Thousands of migrating fish are making their way through the Barwon River’s lower tidal barrage fishway. As part of the statewide VEFMAP program looking at the responses of aquatic systems in response to environmental flows, aquatic scientists from the Arthur Rylah Institute have been monitoring the numbers of fish moving through the fishway which was constructed by the CCMA in 2013.
Fishways are structures that allow fish to move past barriers such as weirs and regulators which would otherwise restrict their access to the rest of the river either up or downstream. These barriers are a major threat to migratory native fish across Australia, which need to complete part of their life cycle at sea or in estuaries.
CCMA organised for members of the Geelong Field Naturalists Club to come and see the Arthur Rylah staff in action and for them to learn a little more about the aquatic fauna of the local area, the majority of the species having never been seen by the group previously.
Sampling was done over nine weeks from October to December 2017. In total, just under 30,000 fish were recorded using the fishway. Two rare fish species were also recorded during sampling; Australian Grayling and Australian Mudfish. Both of these species are vulnerable to extinction and protected under state and federal environment legislation. It is encouraging to see that these species are still present in the Barwon River system and that they are using the fishway.
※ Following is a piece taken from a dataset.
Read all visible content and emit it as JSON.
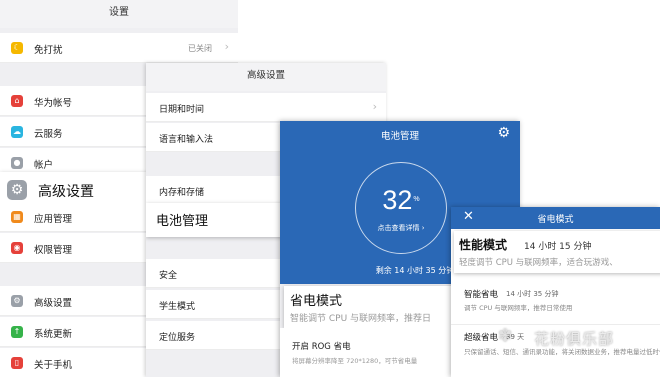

The objective of the monitoring is improve our understanding of native fish responses to environmental water releases to more efficiently utilise environmental water in the future.